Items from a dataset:
↓↓↓
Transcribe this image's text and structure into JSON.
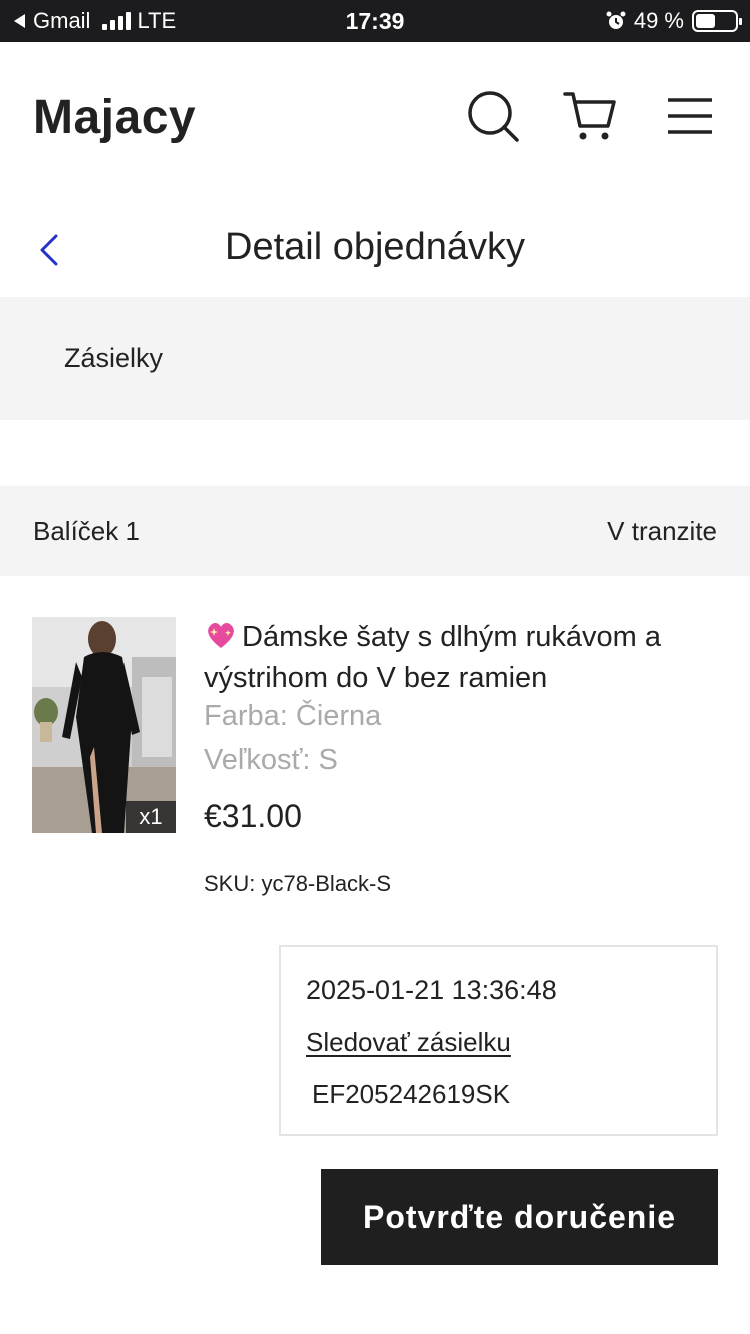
{
  "status_bar": {
    "back_app": "Gmail",
    "network": "LTE",
    "time": "17:39",
    "battery_percent": "49 %",
    "battery_level": 0.49
  },
  "header": {
    "logo": "Majacy",
    "icons": [
      "search-icon",
      "cart-icon",
      "menu-icon"
    ]
  },
  "page": {
    "title": "Detail objednávky"
  },
  "shipments": {
    "label": "Zásielky"
  },
  "package": {
    "label": "Balíček 1",
    "status": "V tranzite"
  },
  "product": {
    "name": "Dámske šaty s dlhým rukávom a výstrihom do V bez ramien",
    "name_icon": "sparkling-heart-emoji",
    "color": "Farba: Čierna",
    "size": "Veľkosť: S",
    "price": "€31.00",
    "sku": "SKU: yc78-Black-S",
    "quantity": "x1"
  },
  "tracking": {
    "datetime": "2025-01-21 13:36:48",
    "link_label": "Sledovať zásielku",
    "tracking_number": "EF205242619SK"
  },
  "actions": {
    "confirm_label": "Potvrďte doručenie"
  },
  "colors": {
    "accent_back_chevron": "#2233cc",
    "button_bg": "#1f1f1f",
    "muted_text": "#aaaaaa",
    "panel_bg": "#f4f4f4"
  }
}
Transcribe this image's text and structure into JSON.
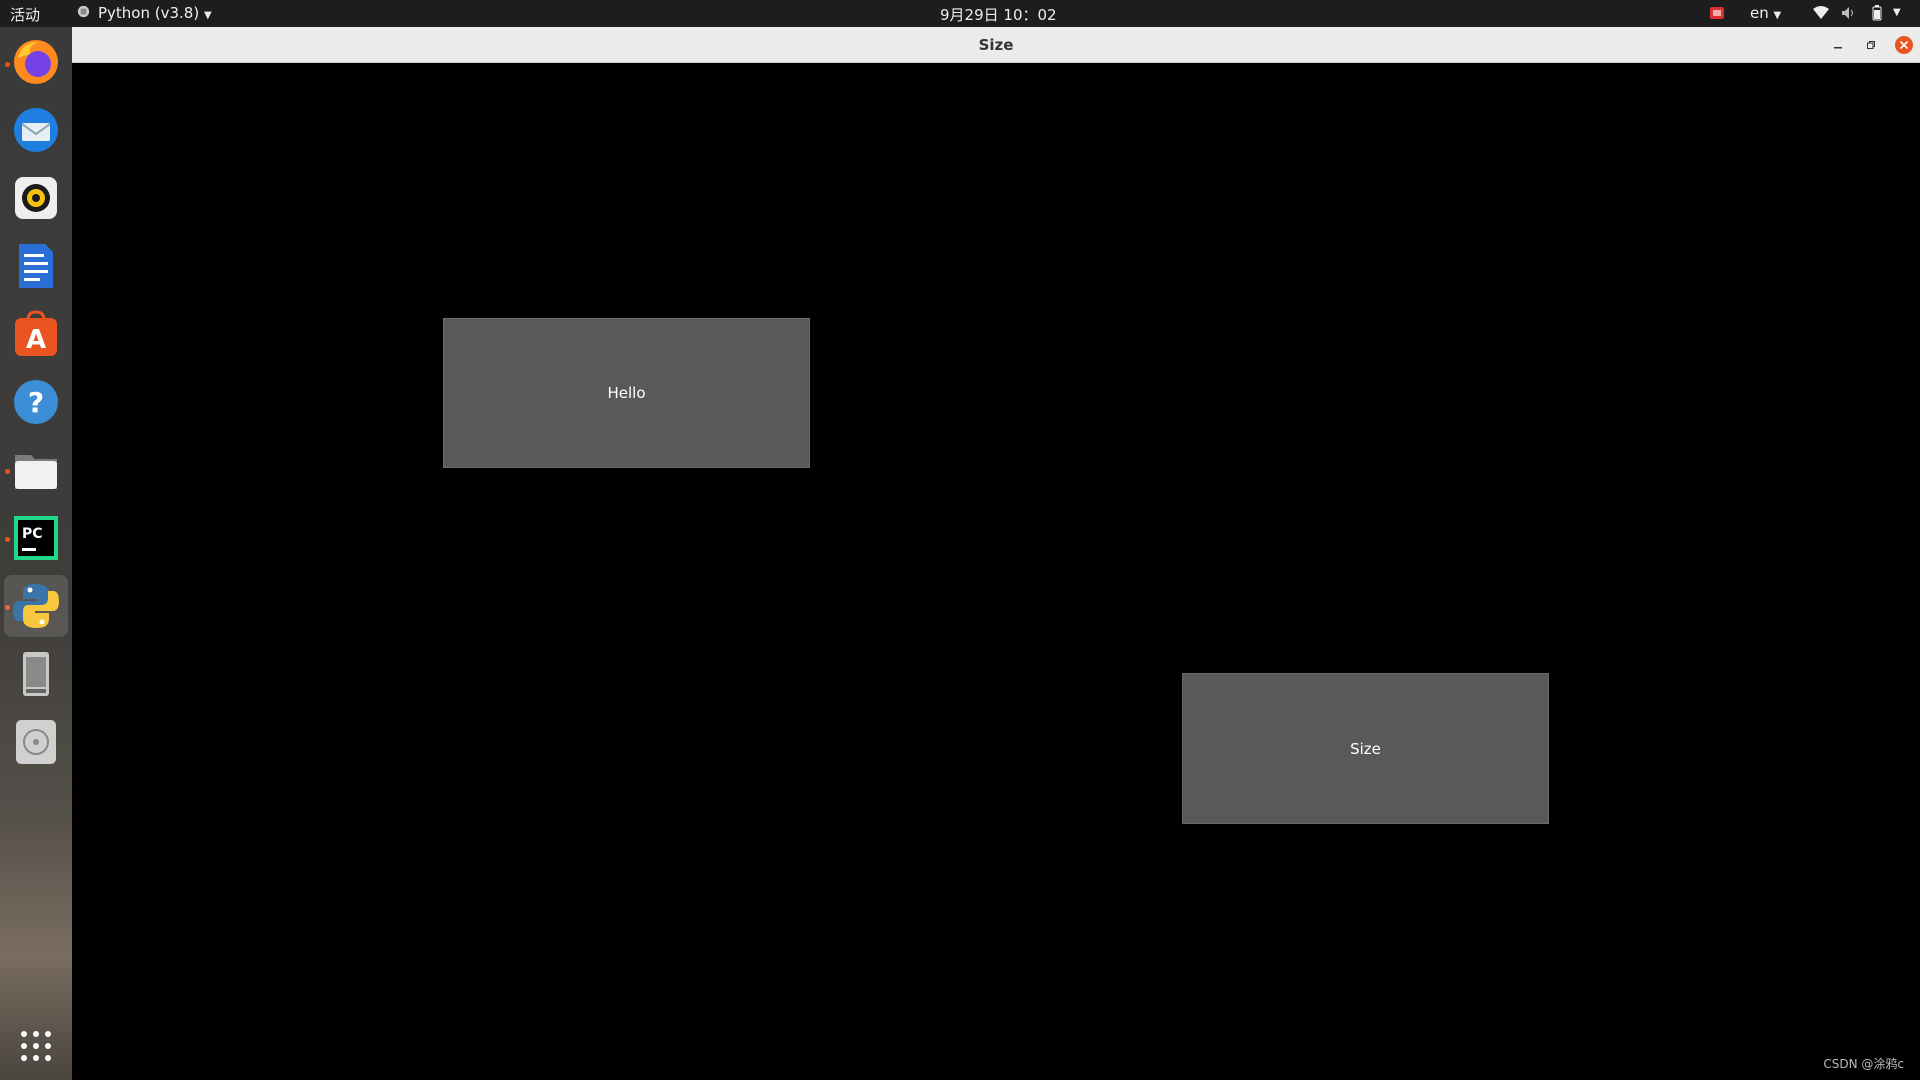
{
  "topbar": {
    "activities": "活动",
    "app_menu": "Python (v3.8)",
    "clock": "9月29日  10：02",
    "language": "en"
  },
  "dock": {
    "items": [
      {
        "name": "firefox-icon",
        "running": true
      },
      {
        "name": "thunderbird-icon",
        "running": false
      },
      {
        "name": "rhythmbox-icon",
        "running": false
      },
      {
        "name": "libreoffice-writer-icon",
        "running": false
      },
      {
        "name": "software-center-icon",
        "running": false
      },
      {
        "name": "help-icon",
        "running": false
      },
      {
        "name": "files-icon",
        "running": true
      },
      {
        "name": "pycharm-icon",
        "running": true
      },
      {
        "name": "python-icon",
        "running": true
      },
      {
        "name": "drive-icon",
        "running": false
      },
      {
        "name": "disc-icon",
        "running": false
      }
    ],
    "show_apps_icon": "grid-icon"
  },
  "window": {
    "title": "Size",
    "buttons": {
      "hello_label": "Hello",
      "size_label": "Size"
    }
  },
  "watermark": "CSDN @涂鸦c",
  "colors": {
    "ubuntu_orange": "#e95420",
    "button_gray": "#595959",
    "close_red": "#e95420"
  }
}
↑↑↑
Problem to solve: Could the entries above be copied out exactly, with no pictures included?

Exercise output:
Transcribe this image's text and structure into JSON.
{
  "status_bar": {
    "back_app": "Gmail",
    "network": "LTE",
    "time": "17:39",
    "battery_percent": "49 %",
    "battery_level": 0.49
  },
  "header": {
    "logo": "Majacy",
    "icons": [
      "search-icon",
      "cart-icon",
      "menu-icon"
    ]
  },
  "page": {
    "title": "Detail objednávky"
  },
  "shipments": {
    "label": "Zásielky"
  },
  "package": {
    "label": "Balíček 1",
    "status": "V tranzite"
  },
  "product": {
    "name": "Dámske šaty s dlhým rukávom a výstrihom do V bez ramien",
    "name_icon": "sparkling-heart-emoji",
    "color": "Farba: Čierna",
    "size": "Veľkosť: S",
    "price": "€31.00",
    "sku": "SKU: yc78-Black-S",
    "quantity": "x1"
  },
  "tracking": {
    "datetime": "2025-01-21 13:36:48",
    "link_label": "Sledovať zásielku",
    "tracking_number": "EF205242619SK"
  },
  "actions": {
    "confirm_label": "Potvrďte doručenie"
  },
  "colors": {
    "accent_back_chevron": "#2233cc",
    "button_bg": "#1f1f1f",
    "muted_text": "#aaaaaa",
    "panel_bg": "#f4f4f4"
  }
}
Transcribe this image's text and structure into JSON.
{
  "topbar": {
    "activities": "活动",
    "app_menu": "Python (v3.8)",
    "clock": "9月29日  10：02",
    "language": "en"
  },
  "dock": {
    "items": [
      {
        "name": "firefox-icon",
        "running": true
      },
      {
        "name": "thunderbird-icon",
        "running": false
      },
      {
        "name": "rhythmbox-icon",
        "running": false
      },
      {
        "name": "libreoffice-writer-icon",
        "running": false
      },
      {
        "name": "software-center-icon",
        "running": false
      },
      {
        "name": "help-icon",
        "running": false
      },
      {
        "name": "files-icon",
        "running": true
      },
      {
        "name": "pycharm-icon",
        "running": true
      },
      {
        "name": "python-icon",
        "running": true
      },
      {
        "name": "drive-icon",
        "running": false
      },
      {
        "name": "disc-icon",
        "running": false
      }
    ],
    "show_apps_icon": "grid-icon"
  },
  "window": {
    "title": "Size",
    "buttons": {
      "hello_label": "Hello",
      "size_label": "Size"
    }
  },
  "watermark": "CSDN @涂鸦c",
  "colors": {
    "ubuntu_orange": "#e95420",
    "button_gray": "#595959",
    "close_red": "#e95420"
  }
}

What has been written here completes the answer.